Of course, I didn’t forsee the sudden change in confidence, execution and physicality that was to come from Tennessee in the second half — I don’t think anyone did. But give Jones credit, because whatever he said at halftime and the slight adjustments he made for the last 30 minutes changed his football team from the underachievers we saw against Appalachian State, Virginia Tech and Ohio into world beaters. And to those who were spouting off about this Vols team being like the previous 11 spiraling towards another loss to the Gators, shame on you.

Things don’t get easier for Tennessee as the UGA game could be tough with the Vols coming down from such a great win and then Texas A&M and Alabama to follow. But if the team we saw in the second half plays most of the remaining minutes of the season, Tennessee will win the SEC East and give ‘Bama a run for its money in the SEC title game. That’s how good the Vols can be when it all comes together and Saturday was finally the evidence we needed to see.


Notre Dame has given up 36 or more points in five of its last six games dating back to 2015. (Getty Images)

Brian Kelly is in some hot water. His team is 1-3, matching his worst start at Notre Dame in his seven seasons (the first time was his first season) and he’s had to fire his defensive coordinator Brian VanGorder (and rightfully so). The coach that took his team to the national title game in 2012 is now 19-11 since 2014. And the rest of the schedule isn’t that easy because if Notre Dame can lose to a Duke team that was 1-2 coming in with its lone win against the North Carolina Central Eagles and its two losses at the hands of Wake Forest and Northwestern by double digits, then Notre Dame can lose to Syracuse or Navy or Southern Cal, not to mention teams like Stanford, Miami and Virginia Tech.

So what’s the problem on defense? It’s a recruiting issue. For every coveted prospect like Nyles Morgan or Tevon Coney or Isaac Rochell — four-star, ND-caliber talent -- you have guys like Andrew Trumbetti, Drue Tranquill, Nick Coleman, Greer Martini and Jamir Jones who might have been reaches. That leads to serious depth chart issues.

Of course, the scheme comes into play and VanGorder’s inability to develop players as well as adjust on the fly have been apparent, but his lack of interest in recruiting and, most importantly as a coordinator, closing on prospects was also the worst kept secret in college football. So did Notre Dame settle on some defensive guys because of that? Yes, and these embarrassing defensive performances that have Kelly on at least a warm seat could be traced back to recruiting.


Les Miles went 114-34 at LSU. (Getty Images)

Les Miles is gone at LSU. And while I wrote yesterday that it had to happen and happen now, it doesn’t mean I’m happy about it. Because Miles, someone I don’t know personally, was by all accounts a great man. And he was fun for college football. From his fake field goal flip against Florida in 2010 to his ridiculous clock mismanagement in wins over Auburn in 2007 and Tennessee in 2010, Miles always found a way to make games a tad more exciting. And off the field from humbling himself as a man and eating grass to praising his players and saying “You go find them, you throw your arms around them, you give them a big kiss on the mouth…if you’re a girl” after a gutty win, Les Miles was a reporter’s dream in many ways.

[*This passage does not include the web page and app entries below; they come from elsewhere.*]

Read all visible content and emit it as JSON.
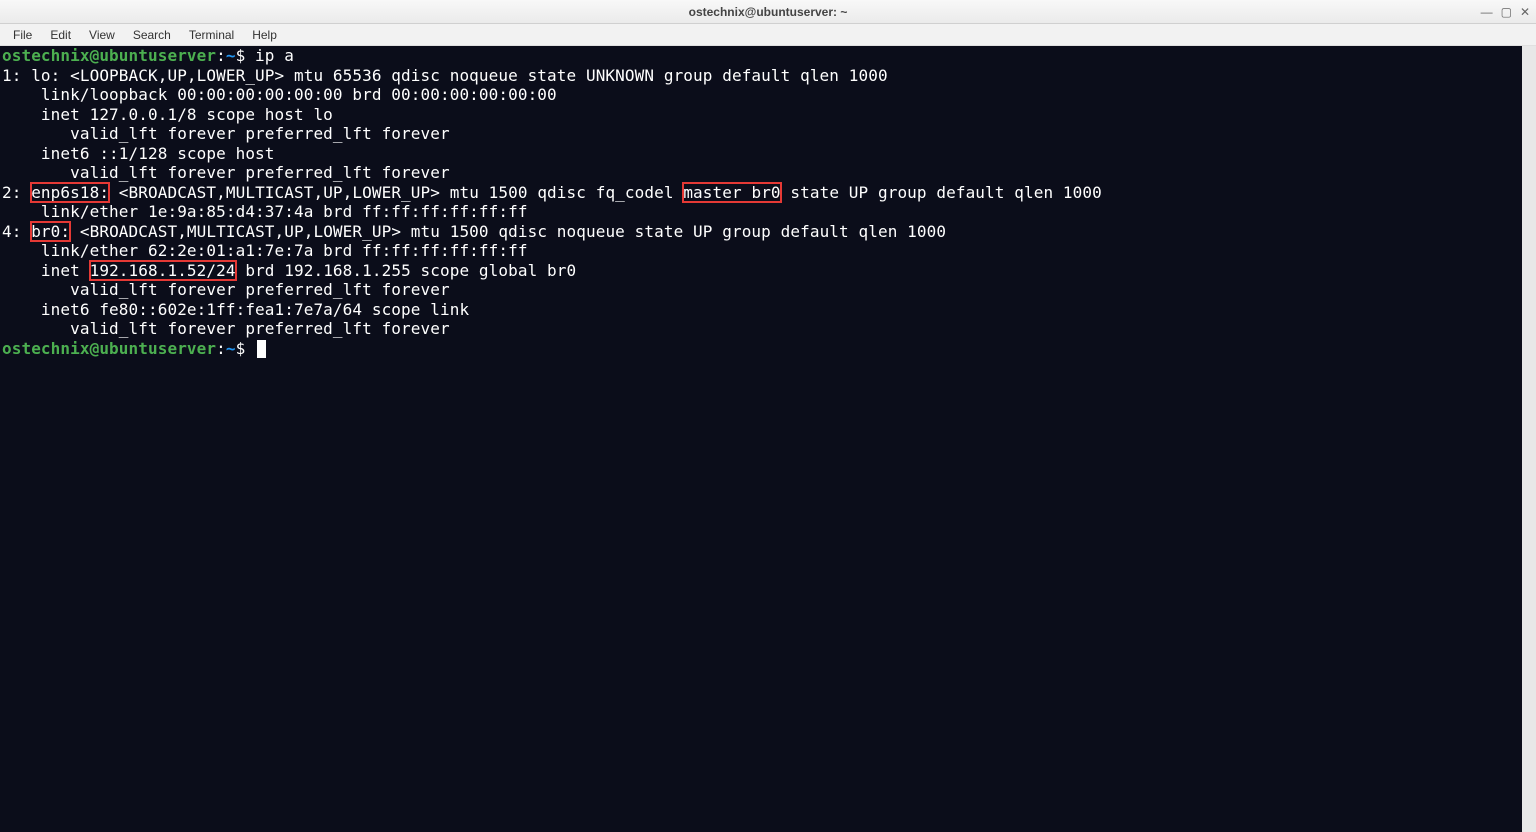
{
  "window": {
    "title": "ostechnix@ubuntuserver: ~",
    "controls": {
      "minimize": "—",
      "maximize": "▢",
      "close": "✕"
    }
  },
  "menu": {
    "file": "File",
    "edit": "Edit",
    "view": "View",
    "search": "Search",
    "terminal": "Terminal",
    "help": "Help"
  },
  "prompt": {
    "userhost": "ostechnix@ubuntuserver",
    "colon": ":",
    "path": "~",
    "dollar": "$"
  },
  "commands": {
    "ip_a": " ip a"
  },
  "output": {
    "l1": "1: lo: <LOOPBACK,UP,LOWER_UP> mtu 65536 qdisc noqueue state UNKNOWN group default qlen 1000",
    "l2": "    link/loopback 00:00:00:00:00:00 brd 00:00:00:00:00:00",
    "l3": "    inet 127.0.0.1/8 scope host lo",
    "l4": "       valid_lft forever preferred_lft forever",
    "l5": "    inet6 ::1/128 scope host",
    "l6": "       valid_lft forever preferred_lft forever",
    "l7a": "2: ",
    "l7b": "enp6s18:",
    "l7c": " <BROADCAST,MULTICAST,UP,LOWER_UP> mtu 1500 qdisc fq_codel ",
    "l7d": "master br0",
    "l7e": " state UP group default qlen 1000",
    "l8": "    link/ether 1e:9a:85:d4:37:4a brd ff:ff:ff:ff:ff:ff",
    "l9a": "4: ",
    "l9b": "br0:",
    "l9c": " <BROADCAST,MULTICAST,UP,LOWER_UP> mtu 1500 qdisc noqueue state UP group default qlen 1000",
    "l10": "    link/ether 62:2e:01:a1:7e:7a brd ff:ff:ff:ff:ff:ff",
    "l11a": "    inet ",
    "l11b": "192.168.1.52/24",
    "l11c": " brd 192.168.1.255 scope global br0",
    "l12": "       valid_lft forever preferred_lft forever",
    "l13": "    inet6 fe80::602e:1ff:fea1:7e7a/64 scope link",
    "l14": "       valid_lft forever preferred_lft forever"
  },
  "highlights": {
    "iface1": "enp6s18:",
    "master": "master br0",
    "iface2": "br0:",
    "ip": "192.168.1.52/24"
  },
  "colors": {
    "bg": "#0b0d1a",
    "fg": "#ffffff",
    "user": "#4caf50",
    "path": "#2196f3",
    "highlight": "#e53935"
  }
}
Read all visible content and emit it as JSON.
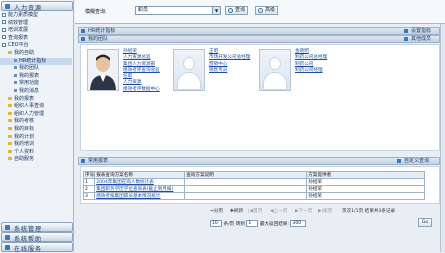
{
  "sidebar": {
    "top_header": "人力资源",
    "items": [
      {
        "label": "能力素质模型",
        "level": "l1",
        "mark": "m"
      },
      {
        "label": "绩效管理",
        "level": "l1",
        "mark": "m"
      },
      {
        "label": "培训发展",
        "level": "l1",
        "mark": "m"
      },
      {
        "label": "查询报表",
        "level": "l1",
        "mark": "m"
      },
      {
        "label": "CEO平台",
        "level": "l1",
        "mark": "m"
      },
      {
        "label": "我的自助",
        "level": "l2",
        "mark": "f"
      },
      {
        "label": "HR统计指标",
        "level": "l3",
        "mark": "s",
        "selected": true
      },
      {
        "label": "我的团队",
        "level": "l3",
        "mark": "s"
      },
      {
        "label": "我的报表",
        "level": "l3",
        "mark": "s"
      },
      {
        "label": "常用功能",
        "level": "l3",
        "mark": "s"
      },
      {
        "label": "我的消息",
        "level": "l3",
        "mark": "s"
      },
      {
        "label": "我的报表",
        "level": "l2",
        "mark": "f"
      },
      {
        "label": "组织人事查询",
        "level": "l2",
        "mark": "f"
      },
      {
        "label": "组织人力管理",
        "level": "l2",
        "mark": "f"
      },
      {
        "label": "我的考核",
        "level": "l2",
        "mark": "f"
      },
      {
        "label": "我的目标",
        "level": "l2",
        "mark": "f"
      },
      {
        "label": "我的计划",
        "level": "l2",
        "mark": "f"
      },
      {
        "label": "我的培训",
        "level": "l2",
        "mark": "f"
      },
      {
        "label": "个人资料",
        "level": "l2",
        "mark": "f"
      },
      {
        "label": "自助服务",
        "level": "l2",
        "mark": "f"
      }
    ],
    "bottom_headers": [
      "系统管理",
      "系统帮助",
      "在线服务"
    ]
  },
  "topbar": {
    "label": "模糊查询:",
    "select_value": "职员",
    "query_button": "查询",
    "advanced_button": "高级"
  },
  "panels": {
    "stats_title": "HR统计指标",
    "stats_right": "设置指标",
    "team_title": "我的团队",
    "team_right": "其他成员",
    "reports_title": "常用报表",
    "reports_right": "自定义查询"
  },
  "employees": [
    {
      "has_photo": true,
      "lines": [
        "孙绍荣",
        "人力资源总监",
        "集团人力资源部",
        "绩效考评查询总监",
        "任职",
        "人力资源",
        "绩效考评数据中心"
      ]
    },
    {
      "has_photo": false,
      "lines": [
        "王昭",
        "市场开发公司总经理",
        "营销中心",
        "销售专员"
      ]
    },
    {
      "has_photo": false,
      "lines": [
        "金晓明",
        "制药公司总经理",
        "制药公司",
        "制药公司经理"
      ]
    }
  ],
  "reports_table": {
    "headers": [
      "序号",
      "报表查询方案名称",
      "查询方案说明",
      "方案提供者"
    ],
    "rows": [
      [
        "1",
        "2004年集团在岗人数统计表",
        "",
        "孙绍荣"
      ],
      [
        "2",
        "集团职务学历学位查询表(截止到月报)",
        "",
        "孙绍荣"
      ],
      [
        "3",
        "绩效考核集团职员基本情况统计",
        "",
        "孙绍荣"
      ]
    ]
  },
  "pager": {
    "share": "分页",
    "refresh": "刷新",
    "first": "首页",
    "prev": "上一页",
    "next": "下一页",
    "last": "尾页",
    "status": "页次1/1页 结果共3条记录",
    "page_size_label": "条/页",
    "page_size": "10",
    "goto_label": "转到",
    "goto_value": "1",
    "records_label": "最大返回结果:",
    "records_value": "300",
    "go_button": "Go"
  }
}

He won a national title, he will exit LSU with a 114-34 record and his coaching tree includes Jimbo Fisher, Mike Gundy, Bo Pelini and others. He could have left LSU a few times to coach at his alma mater in Ann Arbor, but he always remained loyal and he was loved by his players and assistant coaches through and through.

Miles is done at LSU and the Tigers will be better off for it if they hire the right person, but there is no doubt that Sunday, Sept. 25, 2016, was a sad day for college football as we say goodbye, for now, to “The Mad Hatter”.